As I discussed in a blog post several years ago, even an informal email can constitute acceptance of a contractual offer. Moreover, just a few months ago, Judge Timothy Hillman took this principle one step further by ruling, in Witt v. American Airlines, that an exchange of emails can form a binding settlement agreement, even if the parties have not agreed to all of the terms of that settlement.
In 2014, Diane Witt sued American Airlines for injuries she claimed to have sustained while on a flight. After litigating that case for more than three years, the parties finally engaged in serious settlement discussions. Ultimately, American Airlines’ counsel sent the following email to Witt’s counsel:
I have been informed $15,000 is firm (together with acceptable release) and that the settlement must happen promptly before more costs are incurred. This really needs to get done this week and certainly before any further hearing for the experts have to spend any more time preparing for deposition.
Witt’s counsel eventually responded: “Thanks for getting back to me. Ms. Witt accepts the settlement offer of $15,000. Please send the proposed release when you can.”
Less than one month later, however, Witt’s counsel … Keep reading
As I discussed in a prior blog post, agreements to negotiate in good faith can be enforceable. Nevertheless, I recently was reminded when re-reading Schwanbeck v. Federal-Mogul Corp., that if you really want an agreement to negotiate in good faith to be enforceable, you have to be precise in how you describe what the parties will and will not do going forward.… Keep reading
Not spelling out in your agreements, even in informal agreements, where disputes can be resolved and what law will govern them can lead to some unhappy results. That is exactly the position that United Excel Corporation and its president, Ky Hornbaker, now find themselves.… Keep reading
Letters of intent (LOI) are routinely used after business people have reached some degree of common ground on a potential deal. Sometimes an LOI comes very early on, before the parties know whether an ultimate agreement is likely or not. In other situations, however, LOI’s are entered into only after there is agreement on all the key business terms. Even in those cases, however, deals often crater during the process of negotiating a full-blown contract. This can be the result of one side simply getting cold feet and/or otherwise changing its mind about moving forward. Further, all too often the party left at the altar can do nothing but lament the fact that it expended a lot of time and money with nothing to show for it. Here are two strategies in-house counsel might consider employing in the LOI process to limit the risk that they have to go back to their internal client and explain that even though there was a letter of intent, the other side walked away from the deal and there is nothing that can be done about it.… Keep reading
Time-honored precedent holds that “[a]n agreement to reach an agreement is a contradiction in terms and imposes no obligation on the parties thereto.” Thus, as I discussed in a prior post, a letter of intent (LOI) will not be binding if it does not contain all of the material terms of the contemplated agreement. But what happens if there is an open material term, and the parties agree to “negotiate in good faith” towards resolving that outstanding matter?
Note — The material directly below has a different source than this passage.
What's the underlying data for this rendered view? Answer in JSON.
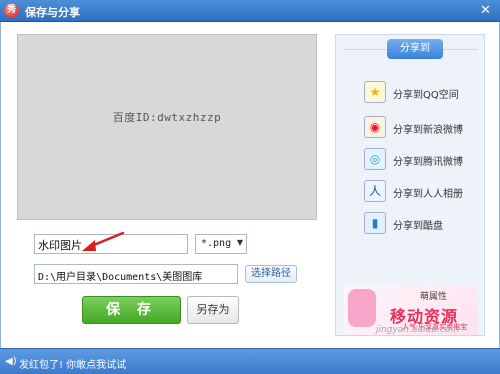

That is exactly the situation addressed by the Delaware Supreme Court in Siga Technologies, Inc. v. Pharmathene, Inc.… Keep reading
Like many lawyers, I learned way back in law school that an “agreement to reach an agreement is a contradiction in terms and imposes no obligation on the parties thereto,” (Rosenfield v. United States Trust Co. ). What I didn’t learn until many years later, however, was that although a Letter of Intent (LOI) expressly says that the parties’ rights and obligations are subject to the execution of a full-blown contract, that LOI can be binding – even if the contemplated full-blown contract never is executed.
I learned this through my representation of Robert and Juliann DiMinico in the case of McCarthy v. Tobin. In that case, Ann Tobin and John McCarthy executed a one-page “Offer to Purchase Real Estate” in connection with Tobin’s condominium at Burrough’s Wharf. The Offer to Purchase expressly made the parties’ rights and obligations “Subject to a Purchase and Sale Agreement satisfactory to Buyer and Seller,” which was required to be executed by August 16, 1995, and time was of the essence. After McCarthy failed to return a signed Purchase and Sale Agreement by the August 16 deadline, Tobin sold her property to the DiMinicos.
… Keep reading